Publishers in search of the next blockbuster are betting big — really, really big — on a handful of literary debuts
After reading just two pages of Emma Cline’s luminous novel The Girls — about the young women flocking around a Manson-like cult figure — Random House editor Kate Medina shut her door. “I said, ‘I’m not doing anything else. I’m not talking to anybody. I’m just reading this book,'” she recalls. And when she finished, Medina offered Cline a three-book, reported $2 million deal. (The book hits stores in June.)
Cline isn’t the only debut author who reportedly scored a whopper of an advance. Others include Stephanie Danler, whose coming-of-age novel Sweetbitter goes on sale in May; Cynthia d’Aprix Sweeney, whose just-published dysfunctional-family romp The Nest is at No. 2 on the New York Times list; and Imbolo Mbue, whose novel Behold the Dreamers — the story of an immigrant couple working for a Lehman Brothers exec in 2008 — is due in August.
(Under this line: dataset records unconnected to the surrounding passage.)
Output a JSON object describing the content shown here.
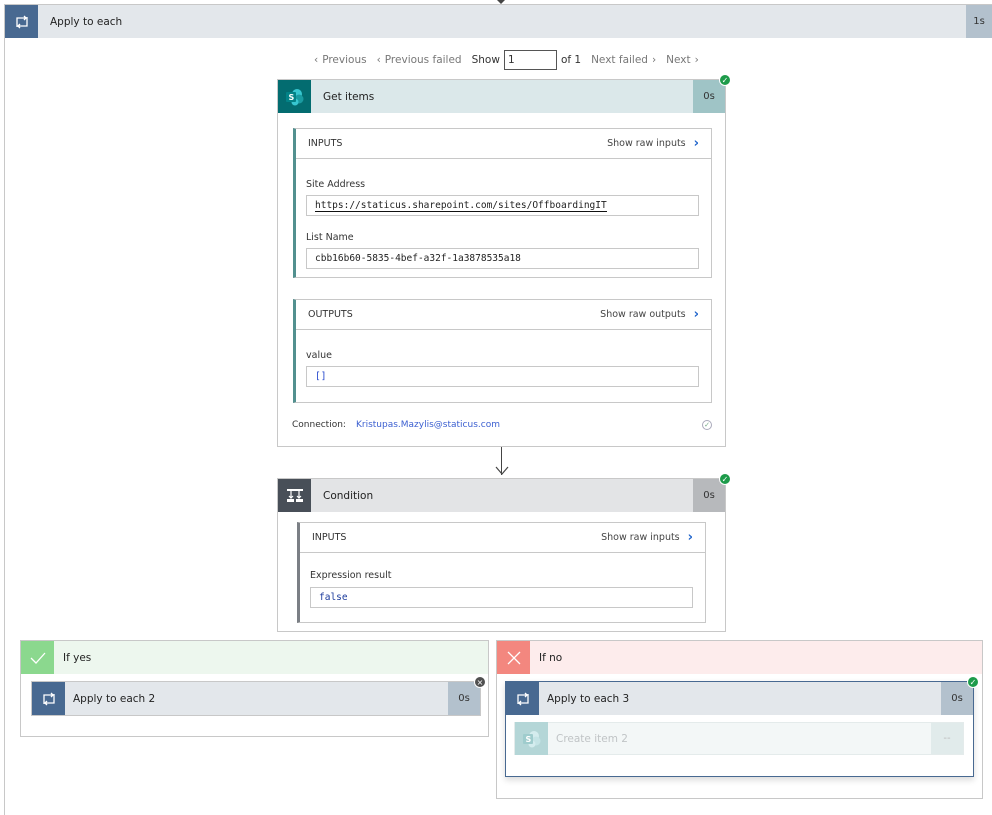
{
  "loop": {
    "title": "Apply to each",
    "duration": "1s"
  },
  "pager": {
    "previous": "Previous",
    "previous_failed": "Previous failed",
    "show": "Show",
    "current": "1",
    "of": "of 1",
    "next_failed": "Next failed",
    "next": "Next"
  },
  "get_items": {
    "title": "Get items",
    "duration": "0s",
    "inputs": {
      "label": "INPUTS",
      "raw_link": "Show raw inputs",
      "fields": [
        {
          "label": "Site Address",
          "value": "https://staticus.sharepoint.com/sites/OffboardingIT"
        },
        {
          "label": "List Name",
          "value": "cbb16b60-5835-4bef-a32f-1a3878535a18"
        }
      ]
    },
    "outputs": {
      "label": "OUTPUTS",
      "raw_link": "Show raw outputs",
      "fields": [
        {
          "label": "value",
          "value": "[]"
        }
      ]
    },
    "connection_label": "Connection:",
    "connection_value": "Kristupas.Mazylis@staticus.com"
  },
  "condition": {
    "title": "Condition",
    "duration": "0s",
    "inputs": {
      "label": "INPUTS",
      "raw_link": "Show raw inputs",
      "fields": [
        {
          "label": "Expression result",
          "value": "false"
        }
      ]
    }
  },
  "if_yes": {
    "title": "If yes",
    "child": {
      "title": "Apply to each 2",
      "duration": "0s"
    }
  },
  "if_no": {
    "title": "If no",
    "child": {
      "title": "Apply to each 3",
      "duration": "0s"
    },
    "inner": {
      "title": "Create item 2",
      "duration": "--"
    }
  },
  "colors": {
    "loop_icon_bg": "#486991",
    "sharepoint_bg": "#036c70",
    "condition_icon_bg": "#484f58",
    "success": "#1d9b4a",
    "yes_bg": "#edf7ee",
    "yes_icon": "#8bd88e",
    "no_bg": "#fdecec",
    "no_icon": "#f3877f",
    "link": "#2266cc"
  }
}
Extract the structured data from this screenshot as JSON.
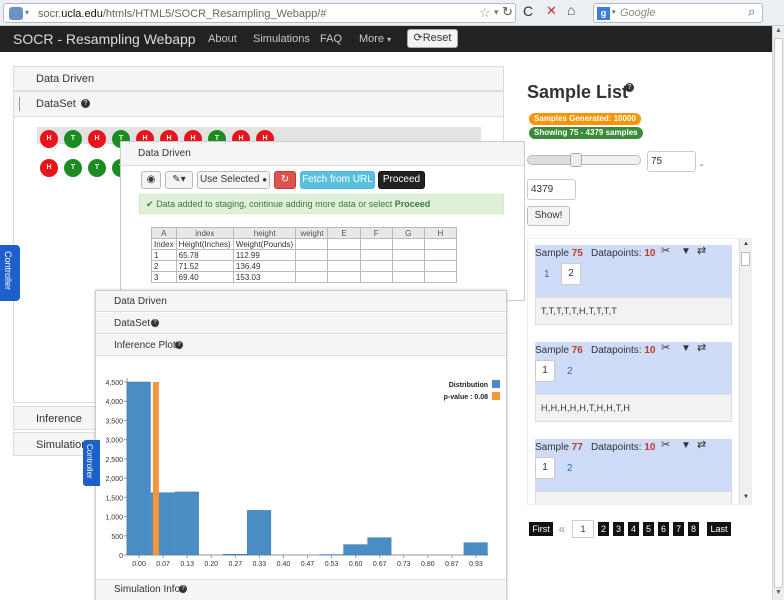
{
  "browser": {
    "url_prefix": "socr.",
    "url_domain": "ucla.edu",
    "url_suffix": "/htmls/HTML5/SOCR_Resampling_Webapp/#",
    "search_engine": "Google",
    "search_placeholder": "Google"
  },
  "nav": {
    "brand": "SOCR - Resampling Webapp",
    "links": [
      "About",
      "Simulations",
      "FAQ",
      "More"
    ],
    "reset": "Reset"
  },
  "left": {
    "data_driven": "Data Driven",
    "dataset": "DataSet",
    "inference": "Inference",
    "simulation": "Simulation",
    "controller": "Controller"
  },
  "coins": {
    "row1": [
      "H",
      "T",
      "H",
      "T",
      "H",
      "H",
      "H",
      "T",
      "H",
      "H"
    ],
    "row2": [
      "H",
      "T",
      "T",
      "T",
      "",
      "",
      "",
      "",
      "",
      ""
    ]
  },
  "colors": {
    "head": "#e8141a",
    "tail": "#1c8c22",
    "histogram": "#4a8cc4",
    "pvalue": "#f7953a",
    "nav": "#222222",
    "badge_orange": "#f89406",
    "badge_green": "#3a8a3a",
    "card": "#cfdcf7"
  },
  "mid": {
    "title": "Data Driven",
    "tools": [
      "",
      "",
      "Use Selected",
      "",
      "Fetch from URL",
      "Proceed"
    ],
    "alert_prefix": "Data added to staging, continue adding more data or select ",
    "alert_bold": "Proceed",
    "sheet": {
      "cols": [
        "A",
        "index",
        "height",
        "weight",
        "E",
        "F",
        "G",
        "H"
      ],
      "rows": [
        [
          "Index",
          "Height(Inches)",
          "Weight(Pounds)",
          "",
          "",
          "",
          "",
          ""
        ],
        [
          "1",
          "65.78",
          "112.99",
          "",
          "",
          "",
          "",
          ""
        ],
        [
          "2",
          "71.52",
          "136.49",
          "",
          "",
          "",
          "",
          ""
        ],
        [
          "3",
          "69.40",
          "153.03",
          "",
          "",
          "",
          "",
          ""
        ]
      ]
    }
  },
  "front": {
    "data_driven": "Data Driven",
    "dataset": "DataSet",
    "inference_plot": "Inference Plot",
    "simulation_info": "Simulation Info",
    "controller": "Controller"
  },
  "chart_data": {
    "type": "bar",
    "categories": [
      "0.00",
      "0.07",
      "0.13",
      "0.20",
      "0.27",
      "0.33",
      "0.40",
      "0.47",
      "0.53",
      "0.60",
      "0.67",
      "0.73",
      "0.80",
      "0.87",
      "0.93"
    ],
    "x_edges": [
      0.0,
      0.0667,
      0.1333,
      0.2,
      0.2667,
      0.3333,
      0.4,
      0.4667,
      0.5333,
      0.6,
      0.6667,
      0.7333,
      0.8,
      0.8667,
      0.9333,
      1.0
    ],
    "series": [
      {
        "name": "Distribution",
        "values": [
          4500,
          1620,
          1640,
          0,
          20,
          1160,
          0,
          0,
          10,
          270,
          450,
          0,
          0,
          0,
          320
        ]
      }
    ],
    "p_value_label": "p-value : 0.08",
    "p_value": 0.08,
    "yticks": [
      "0",
      "500",
      "1,000",
      "1,500",
      "2,000",
      "2,500",
      "3,000",
      "3,500",
      "4,000",
      "4,500"
    ],
    "ylim": [
      0,
      4500
    ],
    "legend_placement": "top-right"
  },
  "right": {
    "title": "Sample List",
    "badge_generated": "Samples Generated: 10000",
    "badge_showing": "Showing 75 - 4379 samples",
    "range_from": "75",
    "range_dash": "-",
    "range_to": "4379",
    "show_btn": "Show!",
    "samples": [
      {
        "label": "Sample",
        "num": "75",
        "dp_label": "Datapoints:",
        "dp": "10",
        "tabs": [
          "1",
          "2"
        ],
        "data": "T,T,T,T,T,H,T,T,T,T"
      },
      {
        "label": "Sample",
        "num": "76",
        "dp_label": "Datapoints:",
        "dp": "10",
        "tabs": [
          "1",
          "2"
        ],
        "data": "H,H,H,H,H,T,H,H,T,H"
      },
      {
        "label": "Sample",
        "num": "77",
        "dp_label": "Datapoints:",
        "dp": "10",
        "tabs": [
          "1",
          "2"
        ],
        "data": ""
      }
    ],
    "pager": {
      "first": "First",
      "prev": "«",
      "pages": [
        "1",
        "2",
        "3",
        "4",
        "5",
        "6",
        "7",
        "8"
      ],
      "last": "Last"
    }
  }
}
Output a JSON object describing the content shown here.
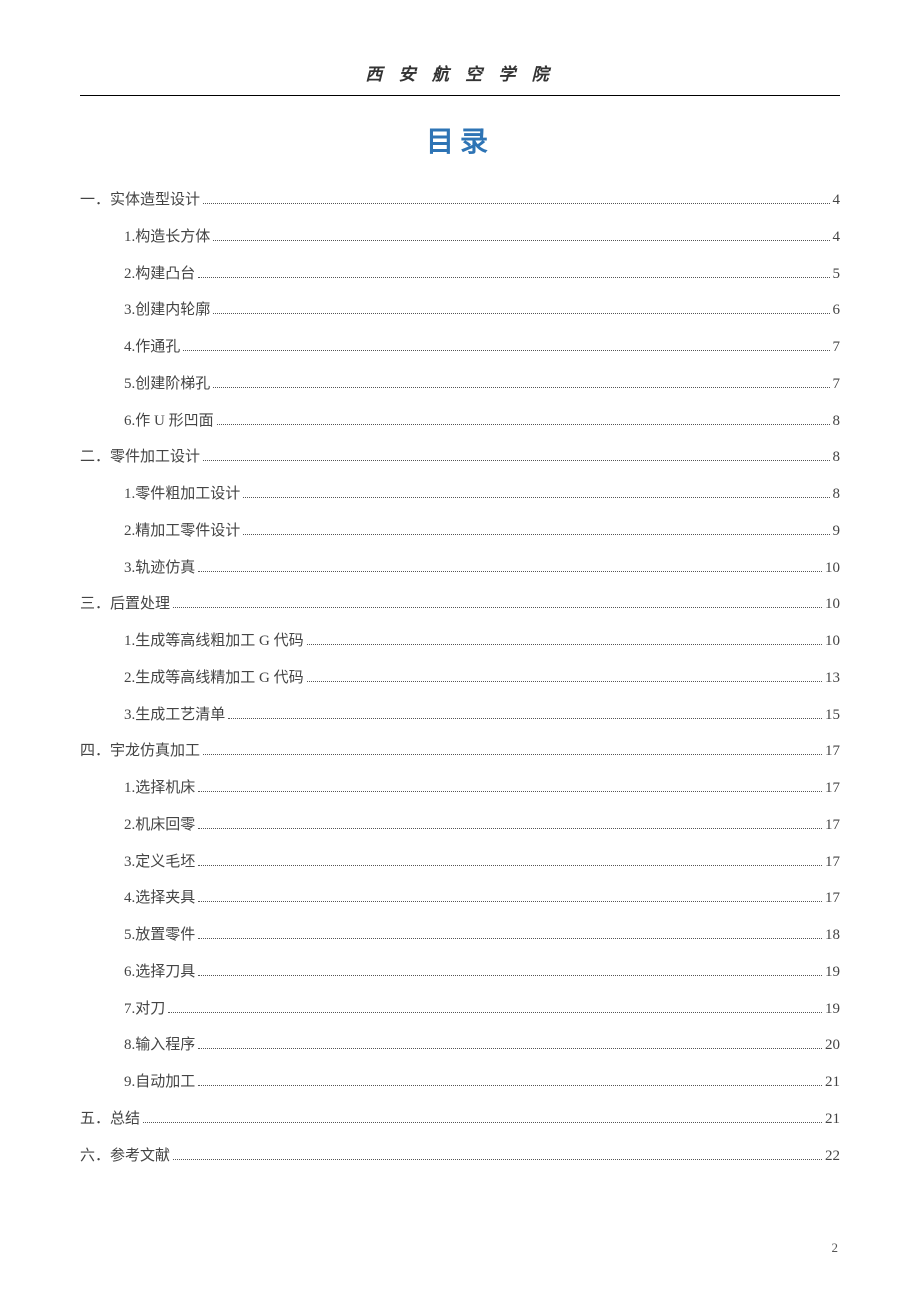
{
  "header": {
    "institution": "西 安 航 空 学 院"
  },
  "toc": {
    "heading": "目录",
    "entries": [
      {
        "level": 1,
        "label": "一．实体造型设计",
        "page": "4"
      },
      {
        "level": 2,
        "label": "1.构造长方体",
        "page": "4"
      },
      {
        "level": 2,
        "label": "2.构建凸台",
        "page": "5"
      },
      {
        "level": 2,
        "label": "3.创建内轮廓",
        "page": "6"
      },
      {
        "level": 2,
        "label": "4.作通孔",
        "page": "7"
      },
      {
        "level": 2,
        "label": "5.创建阶梯孔",
        "page": "7"
      },
      {
        "level": 2,
        "label": "6.作 U 形凹面",
        "page": "8"
      },
      {
        "level": 1,
        "label": "二．零件加工设计",
        "page": "8"
      },
      {
        "level": 2,
        "label": "1.零件粗加工设计",
        "page": "8"
      },
      {
        "level": 2,
        "label": "2.精加工零件设计",
        "page": "9"
      },
      {
        "level": 2,
        "label": "3.轨迹仿真",
        "page": "10"
      },
      {
        "level": 1,
        "label": "三．后置处理",
        "page": "10"
      },
      {
        "level": 2,
        "label": "1.生成等高线粗加工 G 代码",
        "page": "10"
      },
      {
        "level": 2,
        "label": "2.生成等高线精加工 G 代码",
        "page": "13"
      },
      {
        "level": 2,
        "label": "3.生成工艺清单",
        "page": "15"
      },
      {
        "level": 1,
        "label": "四．宇龙仿真加工",
        "page": "17"
      },
      {
        "level": 2,
        "label": "1.选择机床",
        "page": "17"
      },
      {
        "level": 2,
        "label": "2.机床回零",
        "page": "17"
      },
      {
        "level": 2,
        "label": "3.定义毛坯",
        "page": "17"
      },
      {
        "level": 2,
        "label": "4.选择夹具",
        "page": "17"
      },
      {
        "level": 2,
        "label": "5.放置零件",
        "page": "18"
      },
      {
        "level": 2,
        "label": "6.选择刀具",
        "page": "19"
      },
      {
        "level": 2,
        "label": "7.对刀",
        "page": "19"
      },
      {
        "level": 2,
        "label": "8.输入程序",
        "page": "20"
      },
      {
        "level": 2,
        "label": "9.自动加工",
        "page": "21"
      },
      {
        "level": 1,
        "label": "五．总结",
        "page": "21"
      },
      {
        "level": 1,
        "label": "六．参考文献",
        "page": "22"
      }
    ]
  },
  "footer": {
    "page_number": "2"
  }
}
The biggest reason publishers are willing to pony up so much money for first-timers is the most obvious one—and why Medina couldn’t leave her chair that day: gorgeous writing. “I’ve been reading manuscripts for 15 years, and nothing slapped me in the face like this,” says Claudia Herr, Danler’s editor at Knopf, of Sweetbitter. “The energy and preciseness of her prose…it just completely blew me away.” Danler’s huge two-book deal, Herr reveals, was about taking the novel off the table — so that other houses couldn’t bid on it — and, more important, “telling her that we were serious about her, that we didn’t just want her sexy foodie novel.”
Still, you can’t count on selling a book on the writer’s talent alone—so while factors like being photogenic or savvy with social media won’t make or break a deal, they can definitely sweeten it. “I actually knew very little about [Sweeney] when I bought The Nest,” says her editor at Ecco, Megan Lynch. “I didn’t know that, for example, she knew Amy Poehler well enough to approach her for a blurb. That was a happy bonus.” Lynch stresses that while she would never “decline a book I loved because I felt like the author wouldn’t be able to handle an NPR interview, it would certainly affect how determined I might be: Am I going to hang in for another round at auction, or drop out?” Herr, for her part, acknowledges that an author’s appearance can affect an advance — “We look at all of that stuff” — but insists, “We would have paid her the same money if she weighed 500 pounds and was really hard to look at. That’s my firm belief.”
Given the amount of books a publisher needs to sell in order to make a profit, it’s possible that none of these novels will actually make money. But Random House publisher Susan Kamil believes that the honor of having a sparkling literary talent on your list can offset any financial loss. “We want to have the best writers in the world at Random House,” Kamil says. “Sometimes those writers come at a premium—and we have paid it.”